Katie Riles creates awesome custom designs that are available in her Etsy shop. Check her out on instagram @mrscraftynola and be sure to check out her New Orleans neighborhoods map, which has already become a classic piece of New Orleans art, in my opinion.
Hové is known all over the world for its fragrances, with a rich history extending back to 1931. They have tremendous knowledge and there are a dizzying array of scents to choose from. The shop is now located at 434 Chartres Street, and has recently expanded into fashion with the Hové clothing brand.
Sweet Olive Soap Works
In addition to running @thecarrolltonian on Instagram, Emily Manger founded Sweet Olive Soap Works out of a desire to promote the healthier aspects of the region and the culture she loves. Following her Grandma Anna Mae’s basic techniques, Emily spent two decades experimenting with various recipes and inventing her own along the way. Each batch is handcrafted from scratch with locally-sourced ingredients whenever possible.
An artist currently based in New Orleans. I discovered Trista’s work when I saw one of her prints in Arrow Coffee and had to buy it. Her style is unique, vivid and detailed.
Called “one of New Orleans’ most interesting artists” by 411NOLA, Ally has shown work across the world. I love her whimsical style, and fell in love with her Wonderful World of Animals series. You can find her work at the flagship Gallery Burguieres, Cocoally Boutique just around the corner which offers Ally’s designs on merchandise, and the newest location on Magazine Street which features their most animal-loving and vegan-pride designs.
A native of New York City who grew up in Portland and San Francisco, Emilie found her artistic voice and made her career in New Orleans. Though she was the daughter and granddaughter of prominent artists, she received no formal instruction or artistic influence from these masters and built up her technical skills over time through trial and error. Her breakout piece was a drawing of the Washboard Chaz Blues Trio at the Spotted Cat.
The most fun New Orleans Mardi Gras krewes.
Krewe de Mayahuel
I attended Krewe de Mayahuel’s Day of the Dead second line in 2018, and gained a whole new respect for the tradition. The experience was somber and full of meaning, yet there was a feeling of solidarity and togetherness. I signed up for a couple of handmade calaveras (you may know them as ‘sugar skulls’) to commemorate a loved one who had passed earlier in the year. I missed out on picking mine up the day of the second line, so the family that runs the Krewe graciously invited me to their home to get them. As with most people I’ve met in New Orleans, the hospitality, kindness, and warmth was off the charts — they even saved me a handmade skull candle to go along with my calaveras. I highly encourage you to attend a Krewe de Mayahuel event if you want to meet some wonderful, talented people.
Krewe of Iris
Founded in 1917, Krewe of Iris is the oldest all-female Carnival Krewe. Iris parades on the Saturday before Mardi Gras day, and has a membership of over 1600 active riders.
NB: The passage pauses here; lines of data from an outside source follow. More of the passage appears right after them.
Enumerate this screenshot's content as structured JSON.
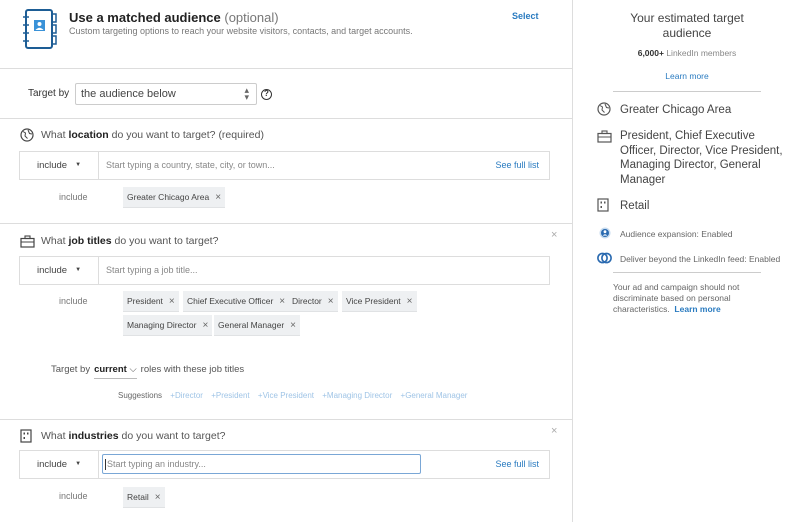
{
  "matched_audience": {
    "title": "Use a matched audience",
    "optional": "(optional)",
    "subtitle": "Custom targeting options to reach your website visitors, contacts, and target accounts.",
    "select_label": "Select"
  },
  "target_by": {
    "label": "Target by",
    "value": "the audience below",
    "help_icon": "question-circle-icon"
  },
  "location": {
    "title_pre": "What ",
    "title_bold": "location",
    "title_post": " do you want to target? (required)",
    "include_label": "include",
    "placeholder": "Start typing a country, state, city, or town...",
    "see_full_list": "See full list",
    "selected_label": "include",
    "selected": [
      "Greater Chicago Area"
    ]
  },
  "job_titles": {
    "title_pre": "What ",
    "title_bold": "job titles",
    "title_post": " do you want to target?",
    "include_label": "include",
    "placeholder": "Start typing a job title...",
    "selected_label": "include",
    "selected": [
      "President",
      "Chief Executive Officer",
      "Director",
      "Vice President",
      "Managing Director",
      "General Manager"
    ],
    "target_by_label": "Target by",
    "target_by_value": "current",
    "target_by_suffix": "roles with these job titles",
    "suggestions_label": "Suggestions",
    "suggestions": [
      "+Director",
      "+President",
      "+Vice President",
      "+Managing Director",
      "+General Manager"
    ]
  },
  "industries": {
    "title_pre": "What ",
    "title_bold": "industries",
    "title_post": " do you want to target?",
    "include_label": "include",
    "placeholder": "Start typing an industry...",
    "see_full_list": "See full list",
    "selected_label": "include",
    "selected": [
      "Retail"
    ]
  },
  "close_symbol": "×",
  "remove_symbol": "×",
  "sidebar": {
    "title": "Your estimated target audience",
    "count": "6,000+",
    "count_suffix": " LinkedIn members",
    "learn_more": "Learn more",
    "summary": [
      {
        "icon": "globe-icon",
        "text": "Greater Chicago Area"
      },
      {
        "icon": "briefcase-icon",
        "text": "President, Chief Executive Officer, Director, Vice President, Managing Director, General Manager"
      },
      {
        "icon": "building-icon",
        "text": "Retail"
      }
    ],
    "flags": [
      {
        "icon": "audience-expansion-icon",
        "text": "Audience expansion:  Enabled"
      },
      {
        "icon": "linkedin-network-icon",
        "text": "Deliver beyond the LinkedIn feed:  Enabled"
      }
    ],
    "disclaimer": "Your ad and campaign should not discriminate based on personal characteristics.",
    "disclaimer_link": "Learn more"
  },
  "colors": {
    "accent": "#2a7bc0",
    "border": "#dddddd",
    "pill_bg": "#eef0f2"
  }
}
Riders always wear hand painted masks and traditional white gloves in the spirit of carnival anonymity, and their signature throw is custom designed and hand decorated sunglasses.
Krewe of Nyx
The largest parading Krewe ever in Mardi Gras history with over 3383 riders in 2019! This is an all-female Krewe that forms the Nyx Sisterhood, bringing women together from all walks of life, all across the country, and around the world. Members currently reside in 44 states and 3 different countries. Their signature throw is hand decorated purses.
Krewe Des Fleurs
Krewe Des Fleurs is more than just a Krewe — they’re a NOLA-based costume and performance collective. Each year, a local artist sketches, builds a prototype and then guides members through a series of workshops to recreate the prototype, building larger than life collars, corsets, or headdresses in the image of a different flower.